The December 16 Issue of Bloomberg Businessweek has an article about a shortage of ships to haul oil between US ports. (The oil moves from ports near where it is produced to ports near where it is refined.) The shortage in ships is due to a 1920 law that requires ships moving between US ports to be built in the US and staffed by US sailors. This odd law makes it more expensive to move ships between US ports than it is to ship oil between US ports and Canada. This law results in a giant gas tax on the US driver.
This is another great example of how geography (in this case political geography) matters.
The article indicates that the Innovation Act will shift the costs of litigation to the loser and will force the patent holder to disclose how the company being sued is infringing on their patent, something that isn’t now required.
It sounds like this is a step in the right direction. It is too bad that Congress didn’t get this job done the first time.

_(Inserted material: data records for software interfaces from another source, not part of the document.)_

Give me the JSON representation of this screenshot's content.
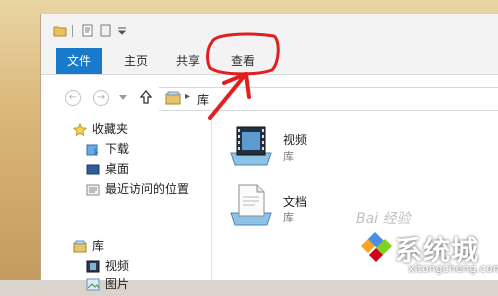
{
  "ribbon": {
    "tabs": [
      "文件",
      "主页",
      "共享",
      "查看"
    ]
  },
  "address": {
    "path": "库"
  },
  "nav": {
    "favorites_label": "收藏夹",
    "favorites": [
      "下载",
      "桌面",
      "最近访问的位置"
    ],
    "libraries_label": "库",
    "libraries": [
      "视频",
      "图片"
    ]
  },
  "content": {
    "items": [
      {
        "name": "视频",
        "sub": "库"
      },
      {
        "name": "文档",
        "sub": "库"
      }
    ]
  },
  "watermark": {
    "brand": "系统城",
    "url": "xitongcheng.com",
    "baidu": "Bai 经验"
  },
  "colors": {
    "file_tab": "#1979ca",
    "annotation": "#e02020"
  }
}
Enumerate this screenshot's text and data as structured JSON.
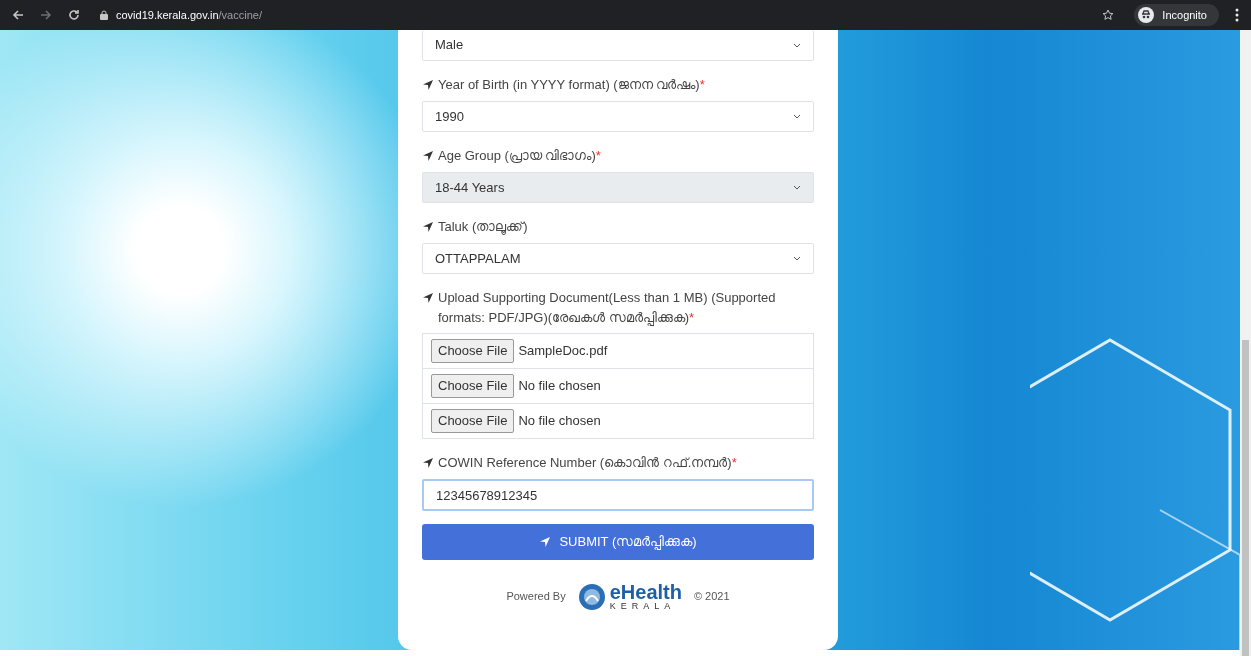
{
  "browser": {
    "url_host": "covid19.kerala.gov.in",
    "url_path": "/vaccine/",
    "profile": "Incognito"
  },
  "form": {
    "fields": [
      {
        "kind": "select",
        "value": "Male",
        "disabled": false
      },
      {
        "kind": "select",
        "label": "Year of Birth (in YYYY format) (ജനന വർഷം)",
        "required_mark": "*",
        "value": "1990",
        "disabled": false
      },
      {
        "kind": "select",
        "label": "Age Group (പ്രായ വിഭാഗം)",
        "required_mark": "*",
        "value": "18-44 Years",
        "disabled": true
      },
      {
        "kind": "select",
        "label": "Taluk (താലൂക്ക്)",
        "value": "OTTAPPALAM",
        "disabled": false
      },
      {
        "kind": "file",
        "label": "Upload Supporting Document(Less than 1 MB) (Supported formats: PDF/JPG)(രേഖകൾ സമർപ്പിക്കുക)",
        "required_mark": "*",
        "files": [
          {
            "button": "Choose File",
            "name": "SampleDoc.pdf"
          },
          {
            "button": "Choose File",
            "name": "No file chosen"
          },
          {
            "button": "Choose File",
            "name": "No file chosen"
          }
        ]
      },
      {
        "kind": "text",
        "label": "COWIN Reference Number (കൊവിൻ റഫ്.നമ്പർ)",
        "required_mark": "*",
        "value": "12345678912345",
        "focused": true
      }
    ],
    "submit": "SUBMIT (സമർപ്പിക്കുക)"
  },
  "footer": {
    "powered_by": "Powered By",
    "logo_title": "eHealth",
    "logo_subtitle": "KERALA",
    "copyright": "© 2021"
  }
}
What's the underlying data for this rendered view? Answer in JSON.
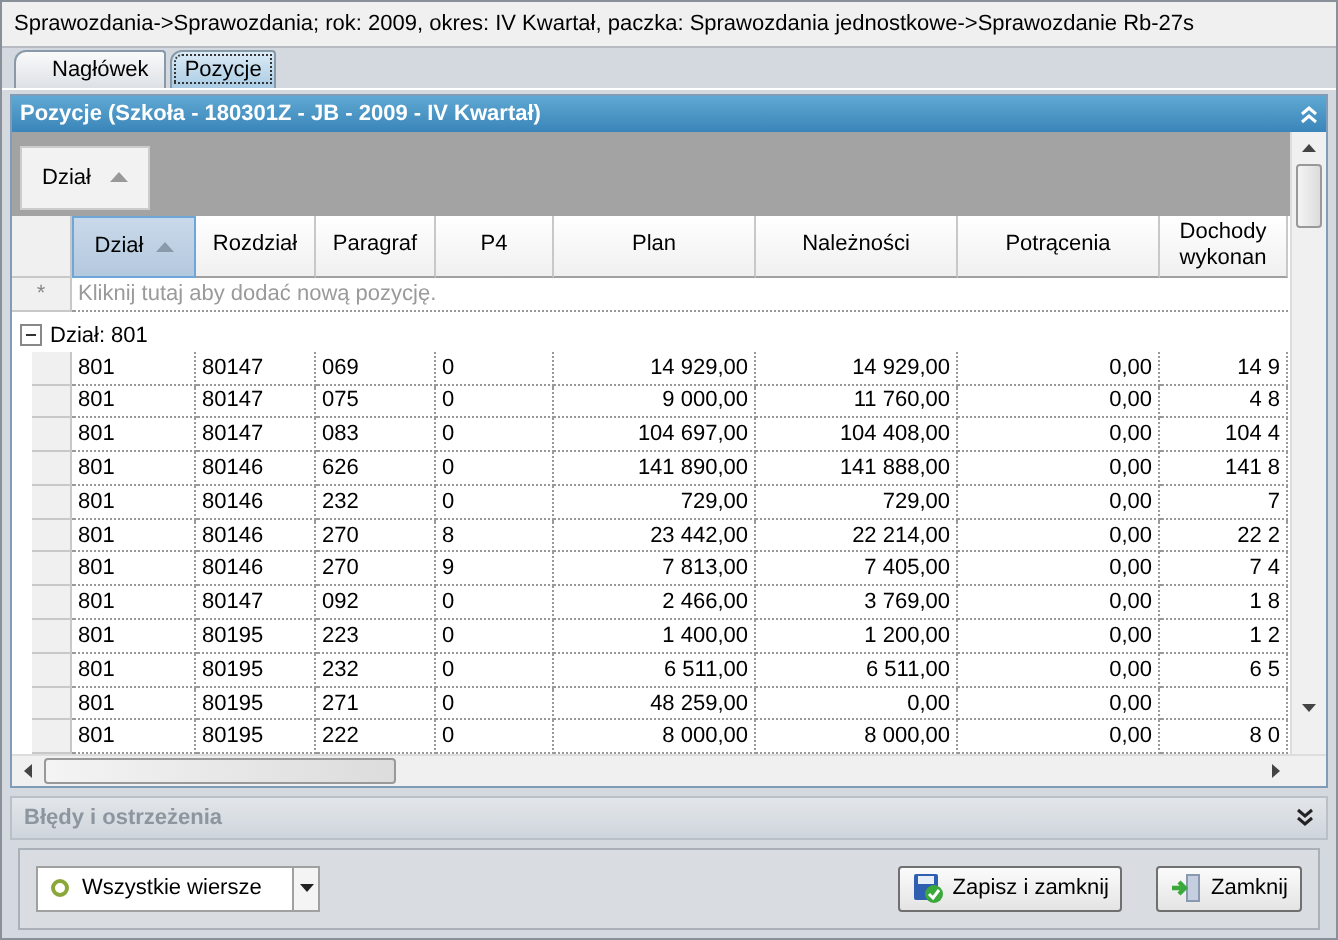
{
  "window": {
    "title": "Sprawozdania->Sprawozdania; rok: 2009, okres: IV Kwartał, paczka: Sprawozdania jednostkowe->Sprawozdanie Rb-27s"
  },
  "tabs": [
    {
      "label": "Nagłówek",
      "selected": false
    },
    {
      "label": "Pozycje",
      "selected": true
    }
  ],
  "panel": {
    "title": "Pozycje  (Szkoła - 180301Z - JB - 2009 - IV Kwartał)",
    "expanded": true
  },
  "group_by": [
    {
      "label": "Dział",
      "sorted": true
    }
  ],
  "table": {
    "columns": [
      {
        "label": "Dział",
        "sorted": true,
        "selected": true
      },
      {
        "label": "Rozdział",
        "selected": false
      },
      {
        "label": "Paragraf",
        "selected": false
      },
      {
        "label": "P4",
        "selected": false
      },
      {
        "label": "Plan",
        "selected": false
      },
      {
        "label": "Należności",
        "selected": false
      },
      {
        "label": "Potrącenia",
        "selected": false
      },
      {
        "label": "Dochody wykonan",
        "selected": false
      }
    ],
    "new_row": {
      "marker": "*",
      "placeholder": "Kliknij tutaj aby dodać nową pozycję."
    },
    "groups": [
      {
        "label": "Dział: 801",
        "expanded": true,
        "rows": [
          [
            "801",
            "80147",
            "069",
            "0",
            "14 929,00",
            "14 929,00",
            "0,00",
            "14 9"
          ],
          [
            "801",
            "80147",
            "075",
            "0",
            "9 000,00",
            "11 760,00",
            "0,00",
            "4 8"
          ],
          [
            "801",
            "80147",
            "083",
            "0",
            "104 697,00",
            "104 408,00",
            "0,00",
            "104 4"
          ],
          [
            "801",
            "80146",
            "626",
            "0",
            "141 890,00",
            "141 888,00",
            "0,00",
            "141 8"
          ],
          [
            "801",
            "80146",
            "232",
            "0",
            "729,00",
            "729,00",
            "0,00",
            "7"
          ],
          [
            "801",
            "80146",
            "270",
            "8",
            "23 442,00",
            "22 214,00",
            "0,00",
            "22 2"
          ],
          [
            "801",
            "80146",
            "270",
            "9",
            "7 813,00",
            "7 405,00",
            "0,00",
            "7 4"
          ],
          [
            "801",
            "80147",
            "092",
            "0",
            "2 466,00",
            "3 769,00",
            "0,00",
            "1 8"
          ],
          [
            "801",
            "80195",
            "223",
            "0",
            "1 400,00",
            "1 200,00",
            "0,00",
            "1 2"
          ],
          [
            "801",
            "80195",
            "232",
            "0",
            "6 511,00",
            "6 511,00",
            "0,00",
            "6 5"
          ],
          [
            "801",
            "80195",
            "271",
            "0",
            "48 259,00",
            "0,00",
            "0,00",
            ""
          ],
          [
            "801",
            "80195",
            "222",
            "0",
            "8 000,00",
            "8 000,00",
            "0,00",
            "8 0"
          ]
        ]
      }
    ]
  },
  "errors_panel": {
    "title": "Błędy i ostrzeżenia",
    "expanded": false
  },
  "filter": {
    "value": "Wszystkie wiersze"
  },
  "buttons": [
    {
      "label": "Zapisz i zamknij",
      "kind": "save"
    },
    {
      "label": "Zamknij",
      "kind": "close"
    }
  ]
}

The November 23, 2013 Issue of the Economist Magazine has an article that explains why fracking for oil and gas has been so successful in America, and why this success may not be easy to duplicate in other countries. The article states: “It is a very American success. Geologists have long known that these reserves existed, but they could not get at them. A combination of innovation, finance, and enterprise have now opened them up, often to small oil and gas firms with low costs. America’s property laws, which grant mineral rights to the land owner, have people clamoring to get their land explored. Countries with less flexible capital markets, different laws and less enterprising oilmen will make a lot less of their shale oil and gas.”
This is another example that geography matters. We can’t always expect a technology to simply be transplanted to another part of the world with the same results.
This renewed productivity in oil and gas is creating a conflict between tourism businesses and those that profit from hydrocarbon extraction in Eastern Utah. The article explains that a coalition of Utah tourism businesses and environmental groups recently influenced the BLM to reconsider some oil and gas leases on public land in the state.
This is an interesting example of the intersection between technology, geography, economics and land use issues. It is another case proving that geography matters.
What is driving this move by big retailers to use their network of stores as shipping centers? It’s mainly competition from online retailer Amazon. The article quotes Jeff Starecheski, who explains the strategy: “If you want to go head to head with Amazon, you go out and build a bunch of distribution centers…We’re already close to customers.”
This is a great example of how geography really matters…and how it pays to be geographically near your customers.